NS: Correct. Correct. It’s going to be something I’m going to need to figure out how I’m going to transition.
SS: you know, you, you look at it as beneficial in some ways, the routine and the physical nature of it. But I’m assuming it also gets harder as you get older. Is it, do you have any concern about that?
NS: Yes. I know, um, my time’s coming up. I just—it’s, it’s harder, it’s been getting hard for the last year but that’s why I had that little physical or whatever, that exam. I haven’t been to a doctor for, well, I don’t know, probably since what, 80, 80, 88, I think? 87? To me, I have to block, have to block pain out. I’ve got to block it out. I think that’s part of my upbringing, that I’m able to do that, but I don’t want to crash, you know what I’m saying? I don’t want to just fall to pieces if I just stop this routine. I’ve got to transition into something. Physical and mental. Well hey listen, Gem just got back from doing something. I’m going to visit with him for a while.
SS: Okay. Alrighty. Well tell Gem I say hi.
NS: All right. Love you.
That’s my dad, Nick Smarsh. He’s planning to work overtime for the rest of this summer to pay off his truck and put away a little bit of money. When he does quote-unquote “retire” and start drawing social security, he’ll have to get a parttime job. He hopes it will be in a quiet place with heating and air conditioning. At his suggestion, we recently filed an online application for him--for a job at our public library.
You can follow me on Twitter: @Sarah_Smarsh--that's s-m-a-r-s-h. I’ve got a new podcast coming soon-- about rural places and the people fighting for them--called The Homecomers. If you want to hear more of my dad’s voice, or more about the place we’re from, check out my book Heartland: A Memoir of Working Hard and Being Broke in the Richest Country on Earth.

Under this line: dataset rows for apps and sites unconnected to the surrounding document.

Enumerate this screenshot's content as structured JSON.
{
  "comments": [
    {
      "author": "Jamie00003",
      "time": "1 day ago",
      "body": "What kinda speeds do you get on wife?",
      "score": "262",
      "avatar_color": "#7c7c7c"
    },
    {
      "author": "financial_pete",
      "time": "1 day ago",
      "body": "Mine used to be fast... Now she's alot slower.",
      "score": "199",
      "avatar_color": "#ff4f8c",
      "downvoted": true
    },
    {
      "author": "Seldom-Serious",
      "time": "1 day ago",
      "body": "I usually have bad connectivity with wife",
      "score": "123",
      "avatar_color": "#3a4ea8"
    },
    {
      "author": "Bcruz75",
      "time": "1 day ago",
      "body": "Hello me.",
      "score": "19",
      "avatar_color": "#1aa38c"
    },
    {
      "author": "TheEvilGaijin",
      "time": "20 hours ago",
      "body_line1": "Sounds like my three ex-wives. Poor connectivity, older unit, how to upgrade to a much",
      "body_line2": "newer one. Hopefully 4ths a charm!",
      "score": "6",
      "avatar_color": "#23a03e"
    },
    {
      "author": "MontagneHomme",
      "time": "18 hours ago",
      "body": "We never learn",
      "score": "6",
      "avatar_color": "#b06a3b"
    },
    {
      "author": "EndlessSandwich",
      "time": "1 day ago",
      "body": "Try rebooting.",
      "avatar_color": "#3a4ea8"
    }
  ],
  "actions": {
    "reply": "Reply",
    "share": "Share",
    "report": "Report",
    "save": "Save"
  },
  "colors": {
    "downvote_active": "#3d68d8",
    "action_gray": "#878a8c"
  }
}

Death Sex and Money is a listener-supported production of WNYC Studios in New York. Our team includes Katie Bishop, Anabel Bacon, Emily Botein, and Andrew Dunn. Our intern is Emily Nadal. Thanks to Fletcher Powell for his help on this episode.
The Reverend John Delore and Steve Lewis wrote our theme music.
If you’re not already subscribed to Death, Sex & Money, get off your rear-end. I recommend starting with their series on social class, called Opportunity Costs. It’s five interviews with people around the country about how they’ve experienced class in their own lives. Check out all the episodes at deathsexmoney.org/class.
When my dad thinks about taking off his construction-zone hardhat for the last time, whenever that happens, he knows that there’s one benefit, of sorts, that he’s going to lose.
NS: That’s the only thing I get out of this, is I get my exercise.
Athletic hobbies take time, energy and money that working class folks don’t have. So his new idea is downright transgressive.
NS: I’ve got to replace that with, whether it’s cycling or what the hell, but it’s gonna take a push, But I got to find something that motivates me. If I'm gonna get my cycle, do my bicycling. Then I got to do my—somebody’s going to have to pay me to cycle.
So I guess I know what I’m getting him for a retirement present. I’m Sarah Smarsh, and this is Death, Sex & Money from WNYC.